### Dataset entries
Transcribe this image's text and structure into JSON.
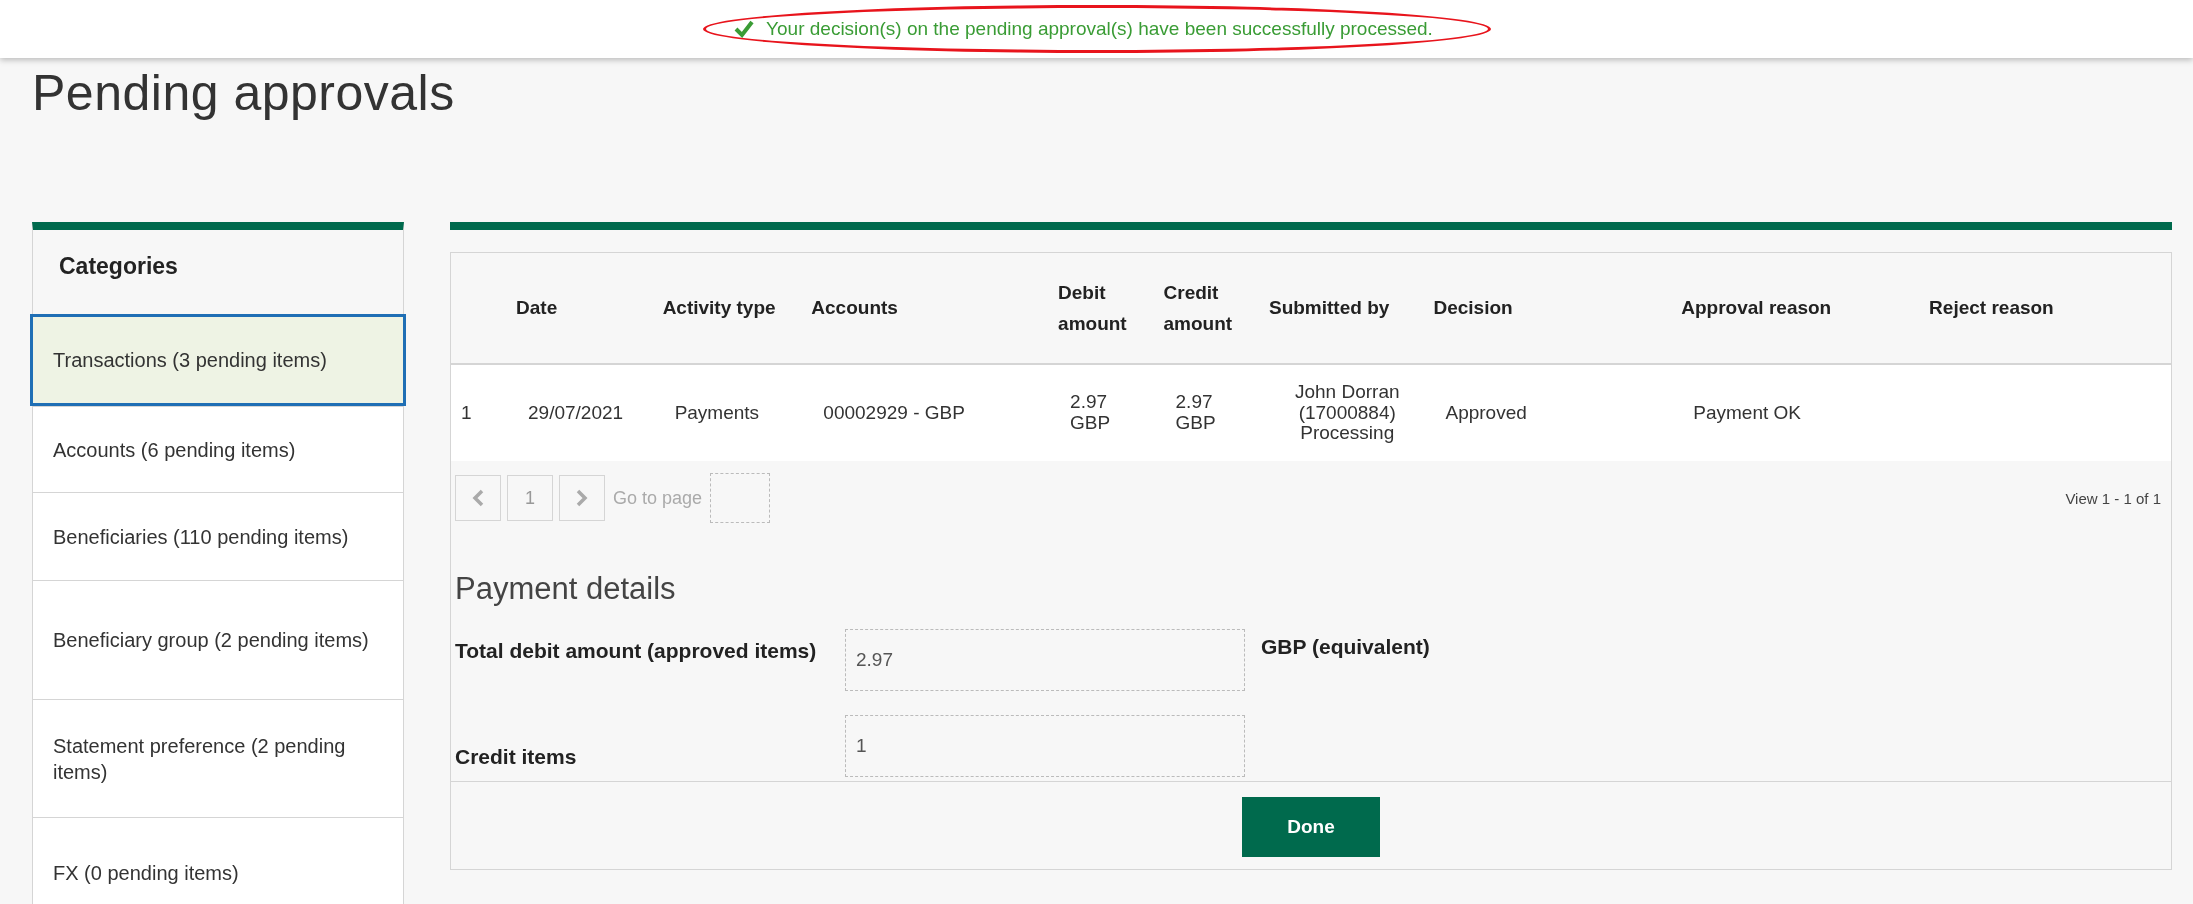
{
  "notification": {
    "message": "Your decision(s) on the pending approval(s) have been successfully processed."
  },
  "page_title": "Pending approvals",
  "sidebar": {
    "title": "Categories",
    "items": [
      {
        "label": "Transactions (3 pending items)",
        "selected": true
      },
      {
        "label": "Accounts (6 pending items)",
        "selected": false
      },
      {
        "label": "Beneficiaries (110 pending items)",
        "selected": false
      },
      {
        "label": "Beneficiary group (2 pending items)",
        "selected": false
      },
      {
        "label": "Statement preference (2 pending items)",
        "selected": false
      },
      {
        "label": "FX (0 pending items)",
        "selected": false
      }
    ]
  },
  "table": {
    "columns": [
      "Date",
      "Activity type",
      "Accounts",
      "Debit amount",
      "Credit amount",
      "Submitted by",
      "Decision",
      "Approval reason",
      "Reject reason"
    ],
    "rows": [
      {
        "number": "1",
        "cells": [
          "29/07/2021",
          "Payments",
          "00002929 - GBP",
          "2.97 GBP",
          "2.97 GBP",
          "John Dorran (17000884) Processing",
          "Approved",
          "Payment OK"
        ]
      }
    ]
  },
  "pagination": {
    "current_page": "1",
    "goto_label": "Go to page",
    "summary": "View 1 - 1 of 1"
  },
  "payment_details": {
    "title": "Payment details",
    "fields": [
      {
        "label": "Total debit amount (approved items)",
        "value": "2.97",
        "unit": "GBP (equivalent)"
      },
      {
        "label": "Credit items",
        "value": "1"
      }
    ]
  },
  "buttons": [
    "Done"
  ]
}
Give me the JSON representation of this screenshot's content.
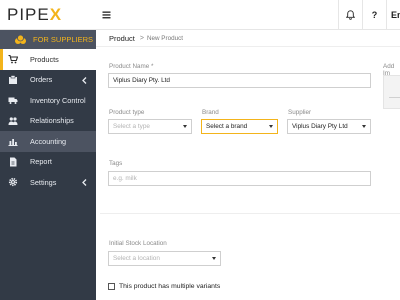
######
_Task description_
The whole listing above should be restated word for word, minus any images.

_Written solution_
Transcribe this image's text and structure into JSON.
{
  "notification": {
    "message": "Your decision(s) on the pending approval(s) have been successfully processed."
  },
  "page_title": "Pending approvals",
  "sidebar": {
    "title": "Categories",
    "items": [
      {
        "label": "Transactions (3 pending items)",
        "selected": true
      },
      {
        "label": "Accounts (6 pending items)",
        "selected": false
      },
      {
        "label": "Beneficiaries (110 pending items)",
        "selected": false
      },
      {
        "label": "Beneficiary group (2 pending items)",
        "selected": false
      },
      {
        "label": "Statement preference (2 pending items)",
        "selected": false
      },
      {
        "label": "FX (0 pending items)",
        "selected": false
      }
    ]
  },
  "table": {
    "columns": [
      "Date",
      "Activity type",
      "Accounts",
      "Debit amount",
      "Credit amount",
      "Submitted by",
      "Decision",
      "Approval reason",
      "Reject reason"
    ],
    "rows": [
      {
        "number": "1",
        "cells": [
          "29/07/2021",
          "Payments",
          "00002929 - GBP",
          "2.97 GBP",
          "2.97 GBP",
          "John Dorran (17000884) Processing",
          "Approved",
          "Payment OK"
        ]
      }
    ]
  },
  "pagination": {
    "current_page": "1",
    "goto_label": "Go to page",
    "summary": "View 1 - 1 of 1"
  },
  "payment_details": {
    "title": "Payment details",
    "fields": [
      {
        "label": "Total debit amount (approved items)",
        "value": "2.97",
        "unit": "GBP (equivalent)"
      },
      {
        "label": "Credit items",
        "value": "1"
      }
    ]
  },
  "buttons": [
    "Done"
  ]
}
Give me the JSON representation of this screenshot's content.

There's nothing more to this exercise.